→ **TASK INSTRUCTIONS**:
All lines holding the string "this" should be copied from the data below.

──────── GIVEN DATA

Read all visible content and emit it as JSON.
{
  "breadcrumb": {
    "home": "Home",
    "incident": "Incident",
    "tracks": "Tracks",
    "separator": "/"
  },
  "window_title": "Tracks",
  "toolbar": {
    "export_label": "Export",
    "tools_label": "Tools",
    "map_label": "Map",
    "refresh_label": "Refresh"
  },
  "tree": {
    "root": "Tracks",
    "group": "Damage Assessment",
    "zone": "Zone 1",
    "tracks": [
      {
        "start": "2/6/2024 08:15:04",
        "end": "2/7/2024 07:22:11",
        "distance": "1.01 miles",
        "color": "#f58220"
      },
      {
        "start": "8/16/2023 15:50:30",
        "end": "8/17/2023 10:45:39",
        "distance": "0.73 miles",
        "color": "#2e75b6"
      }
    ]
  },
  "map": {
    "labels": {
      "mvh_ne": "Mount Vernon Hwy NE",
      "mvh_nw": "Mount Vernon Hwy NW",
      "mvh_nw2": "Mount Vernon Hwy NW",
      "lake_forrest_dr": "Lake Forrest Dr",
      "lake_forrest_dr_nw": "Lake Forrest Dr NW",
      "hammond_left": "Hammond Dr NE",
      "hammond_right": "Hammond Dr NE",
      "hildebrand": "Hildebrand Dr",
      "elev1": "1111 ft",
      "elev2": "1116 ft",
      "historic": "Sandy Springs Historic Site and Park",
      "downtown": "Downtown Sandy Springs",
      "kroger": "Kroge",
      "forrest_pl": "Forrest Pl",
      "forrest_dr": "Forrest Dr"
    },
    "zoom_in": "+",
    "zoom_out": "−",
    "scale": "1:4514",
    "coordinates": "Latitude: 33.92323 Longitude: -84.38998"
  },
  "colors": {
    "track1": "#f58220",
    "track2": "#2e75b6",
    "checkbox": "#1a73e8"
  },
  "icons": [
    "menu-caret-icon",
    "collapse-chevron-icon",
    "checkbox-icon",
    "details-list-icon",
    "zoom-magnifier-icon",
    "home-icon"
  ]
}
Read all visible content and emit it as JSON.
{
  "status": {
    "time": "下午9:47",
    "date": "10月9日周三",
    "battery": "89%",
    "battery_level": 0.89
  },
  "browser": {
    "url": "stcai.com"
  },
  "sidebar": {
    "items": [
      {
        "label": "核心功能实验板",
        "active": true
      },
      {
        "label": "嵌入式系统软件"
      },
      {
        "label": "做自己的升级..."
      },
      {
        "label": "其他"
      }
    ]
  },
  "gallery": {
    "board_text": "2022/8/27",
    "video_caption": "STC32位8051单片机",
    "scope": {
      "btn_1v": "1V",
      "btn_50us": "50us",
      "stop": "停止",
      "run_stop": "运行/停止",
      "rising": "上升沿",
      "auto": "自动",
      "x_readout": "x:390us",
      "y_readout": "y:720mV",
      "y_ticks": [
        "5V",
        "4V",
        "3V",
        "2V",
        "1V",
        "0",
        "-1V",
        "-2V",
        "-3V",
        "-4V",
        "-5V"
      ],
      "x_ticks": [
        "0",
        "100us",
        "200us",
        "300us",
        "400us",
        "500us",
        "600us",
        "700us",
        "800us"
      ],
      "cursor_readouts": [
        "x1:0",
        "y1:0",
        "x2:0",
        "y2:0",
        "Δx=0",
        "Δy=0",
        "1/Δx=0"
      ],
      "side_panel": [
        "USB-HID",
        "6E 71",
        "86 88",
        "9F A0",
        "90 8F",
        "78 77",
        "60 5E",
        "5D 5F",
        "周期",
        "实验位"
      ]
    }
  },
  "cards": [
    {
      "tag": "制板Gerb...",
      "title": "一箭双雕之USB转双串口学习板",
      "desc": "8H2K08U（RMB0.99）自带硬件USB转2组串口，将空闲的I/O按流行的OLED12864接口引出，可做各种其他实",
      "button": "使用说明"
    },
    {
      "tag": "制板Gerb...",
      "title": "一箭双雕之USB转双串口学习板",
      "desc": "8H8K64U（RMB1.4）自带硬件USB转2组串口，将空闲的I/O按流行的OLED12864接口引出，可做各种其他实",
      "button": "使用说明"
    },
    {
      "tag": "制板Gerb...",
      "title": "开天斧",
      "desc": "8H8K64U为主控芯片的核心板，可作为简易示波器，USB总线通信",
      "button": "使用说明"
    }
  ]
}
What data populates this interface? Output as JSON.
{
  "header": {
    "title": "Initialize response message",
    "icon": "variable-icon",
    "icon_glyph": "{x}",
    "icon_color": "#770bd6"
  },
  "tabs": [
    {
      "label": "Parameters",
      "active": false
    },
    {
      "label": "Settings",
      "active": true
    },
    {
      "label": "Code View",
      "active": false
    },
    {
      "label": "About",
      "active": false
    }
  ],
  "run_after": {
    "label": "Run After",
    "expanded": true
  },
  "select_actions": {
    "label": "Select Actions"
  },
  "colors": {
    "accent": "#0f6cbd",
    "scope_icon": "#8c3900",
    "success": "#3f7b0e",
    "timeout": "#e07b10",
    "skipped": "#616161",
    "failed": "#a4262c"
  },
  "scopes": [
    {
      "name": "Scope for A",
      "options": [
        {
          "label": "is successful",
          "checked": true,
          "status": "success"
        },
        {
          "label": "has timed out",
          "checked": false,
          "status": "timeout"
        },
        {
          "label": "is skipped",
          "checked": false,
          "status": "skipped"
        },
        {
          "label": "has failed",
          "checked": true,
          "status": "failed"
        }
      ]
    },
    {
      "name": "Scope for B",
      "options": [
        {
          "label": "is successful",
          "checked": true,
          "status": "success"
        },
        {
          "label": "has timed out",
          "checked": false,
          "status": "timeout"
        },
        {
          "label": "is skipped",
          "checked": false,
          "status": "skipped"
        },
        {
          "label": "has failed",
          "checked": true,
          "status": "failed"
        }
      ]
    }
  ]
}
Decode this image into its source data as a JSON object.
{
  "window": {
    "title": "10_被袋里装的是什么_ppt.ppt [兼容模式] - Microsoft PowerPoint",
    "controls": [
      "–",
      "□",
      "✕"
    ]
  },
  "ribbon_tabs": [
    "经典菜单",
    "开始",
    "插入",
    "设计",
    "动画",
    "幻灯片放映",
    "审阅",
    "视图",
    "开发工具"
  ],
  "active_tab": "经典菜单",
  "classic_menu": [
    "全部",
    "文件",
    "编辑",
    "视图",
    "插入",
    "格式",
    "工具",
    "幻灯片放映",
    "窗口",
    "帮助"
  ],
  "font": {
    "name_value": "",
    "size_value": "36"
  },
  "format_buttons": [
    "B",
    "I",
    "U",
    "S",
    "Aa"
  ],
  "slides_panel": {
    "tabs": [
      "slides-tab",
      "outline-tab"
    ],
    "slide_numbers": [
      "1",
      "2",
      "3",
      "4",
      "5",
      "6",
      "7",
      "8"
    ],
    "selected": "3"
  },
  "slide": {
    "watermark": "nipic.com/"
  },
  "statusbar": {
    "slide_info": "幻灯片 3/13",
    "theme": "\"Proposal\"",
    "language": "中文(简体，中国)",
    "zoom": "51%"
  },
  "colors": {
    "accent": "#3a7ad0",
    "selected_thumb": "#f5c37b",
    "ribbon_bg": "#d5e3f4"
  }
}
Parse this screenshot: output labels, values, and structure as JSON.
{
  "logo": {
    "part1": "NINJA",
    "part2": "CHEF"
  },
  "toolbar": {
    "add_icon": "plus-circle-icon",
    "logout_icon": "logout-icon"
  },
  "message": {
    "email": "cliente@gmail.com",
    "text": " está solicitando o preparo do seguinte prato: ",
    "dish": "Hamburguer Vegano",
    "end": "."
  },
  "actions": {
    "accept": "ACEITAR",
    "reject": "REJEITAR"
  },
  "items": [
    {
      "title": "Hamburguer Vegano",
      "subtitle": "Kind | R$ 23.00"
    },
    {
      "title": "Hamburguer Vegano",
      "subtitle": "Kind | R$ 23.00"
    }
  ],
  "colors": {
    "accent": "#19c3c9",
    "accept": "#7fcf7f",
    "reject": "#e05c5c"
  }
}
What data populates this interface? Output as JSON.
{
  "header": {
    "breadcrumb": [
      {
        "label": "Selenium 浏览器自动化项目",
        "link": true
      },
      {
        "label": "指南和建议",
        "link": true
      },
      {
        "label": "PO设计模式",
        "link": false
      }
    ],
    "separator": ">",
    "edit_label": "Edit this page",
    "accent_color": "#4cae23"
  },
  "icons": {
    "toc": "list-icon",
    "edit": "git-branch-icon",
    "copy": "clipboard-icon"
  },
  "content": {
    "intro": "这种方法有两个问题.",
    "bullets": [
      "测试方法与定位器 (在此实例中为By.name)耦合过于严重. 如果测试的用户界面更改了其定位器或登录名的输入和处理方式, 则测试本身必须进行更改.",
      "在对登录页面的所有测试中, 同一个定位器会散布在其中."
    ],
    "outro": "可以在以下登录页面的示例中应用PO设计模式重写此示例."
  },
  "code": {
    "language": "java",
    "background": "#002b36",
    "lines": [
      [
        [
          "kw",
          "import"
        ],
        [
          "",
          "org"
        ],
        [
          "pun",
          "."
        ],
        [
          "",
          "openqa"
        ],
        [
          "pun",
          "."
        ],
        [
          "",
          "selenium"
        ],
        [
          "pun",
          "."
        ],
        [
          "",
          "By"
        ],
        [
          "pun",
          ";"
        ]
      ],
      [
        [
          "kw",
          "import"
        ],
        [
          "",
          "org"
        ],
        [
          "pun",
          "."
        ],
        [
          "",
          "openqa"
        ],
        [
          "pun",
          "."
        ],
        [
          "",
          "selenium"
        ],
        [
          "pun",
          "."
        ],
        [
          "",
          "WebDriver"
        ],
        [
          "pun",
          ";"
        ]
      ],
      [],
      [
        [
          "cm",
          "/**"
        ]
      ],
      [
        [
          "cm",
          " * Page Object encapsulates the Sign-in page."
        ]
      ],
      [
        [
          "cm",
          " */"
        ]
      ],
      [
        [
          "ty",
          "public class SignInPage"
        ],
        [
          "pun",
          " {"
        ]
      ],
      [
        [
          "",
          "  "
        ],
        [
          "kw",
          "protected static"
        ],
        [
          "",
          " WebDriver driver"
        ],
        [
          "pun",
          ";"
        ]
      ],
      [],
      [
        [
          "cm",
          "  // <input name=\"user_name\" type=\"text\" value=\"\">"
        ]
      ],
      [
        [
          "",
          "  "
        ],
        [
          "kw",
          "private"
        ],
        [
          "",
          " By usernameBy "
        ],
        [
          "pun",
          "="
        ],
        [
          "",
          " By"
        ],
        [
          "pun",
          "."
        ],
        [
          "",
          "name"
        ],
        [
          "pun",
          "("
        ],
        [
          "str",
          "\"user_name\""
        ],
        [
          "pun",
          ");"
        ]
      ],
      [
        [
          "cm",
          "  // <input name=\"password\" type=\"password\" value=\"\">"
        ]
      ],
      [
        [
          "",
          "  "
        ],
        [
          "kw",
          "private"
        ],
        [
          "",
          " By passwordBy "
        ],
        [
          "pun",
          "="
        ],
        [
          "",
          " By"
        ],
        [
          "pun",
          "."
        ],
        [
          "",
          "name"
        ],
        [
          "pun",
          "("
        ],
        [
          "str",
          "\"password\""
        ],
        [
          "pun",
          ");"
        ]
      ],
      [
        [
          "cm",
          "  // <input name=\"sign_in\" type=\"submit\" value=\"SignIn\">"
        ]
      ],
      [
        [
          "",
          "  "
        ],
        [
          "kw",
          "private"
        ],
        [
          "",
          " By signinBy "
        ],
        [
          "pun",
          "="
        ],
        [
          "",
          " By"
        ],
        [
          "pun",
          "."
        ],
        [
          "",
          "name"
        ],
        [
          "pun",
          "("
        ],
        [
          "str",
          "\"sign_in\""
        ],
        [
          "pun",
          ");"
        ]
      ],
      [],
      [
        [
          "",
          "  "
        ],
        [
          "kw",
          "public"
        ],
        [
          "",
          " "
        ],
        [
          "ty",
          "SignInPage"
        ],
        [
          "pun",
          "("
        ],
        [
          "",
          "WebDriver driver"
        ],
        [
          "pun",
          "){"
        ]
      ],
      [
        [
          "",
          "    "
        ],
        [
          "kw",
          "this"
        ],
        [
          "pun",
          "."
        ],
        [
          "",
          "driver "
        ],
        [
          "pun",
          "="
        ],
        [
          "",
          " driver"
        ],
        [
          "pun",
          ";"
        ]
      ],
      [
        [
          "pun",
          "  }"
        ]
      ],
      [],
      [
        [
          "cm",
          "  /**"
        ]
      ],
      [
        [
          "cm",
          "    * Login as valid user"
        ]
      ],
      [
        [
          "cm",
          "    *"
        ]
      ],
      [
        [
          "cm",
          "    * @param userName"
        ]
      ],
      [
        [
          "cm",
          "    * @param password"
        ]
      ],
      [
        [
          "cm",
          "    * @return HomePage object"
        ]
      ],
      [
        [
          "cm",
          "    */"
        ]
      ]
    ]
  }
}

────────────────

→ **REPLY**:
What data populates this interface? Output as JSON.
Decode this image into its source data as a JSON object.
Parse this screenshot: output labels, values, and structure as JSON.
What data populates this interface? Output as JSON.
    "edit_label": "Edit this page",
          "this"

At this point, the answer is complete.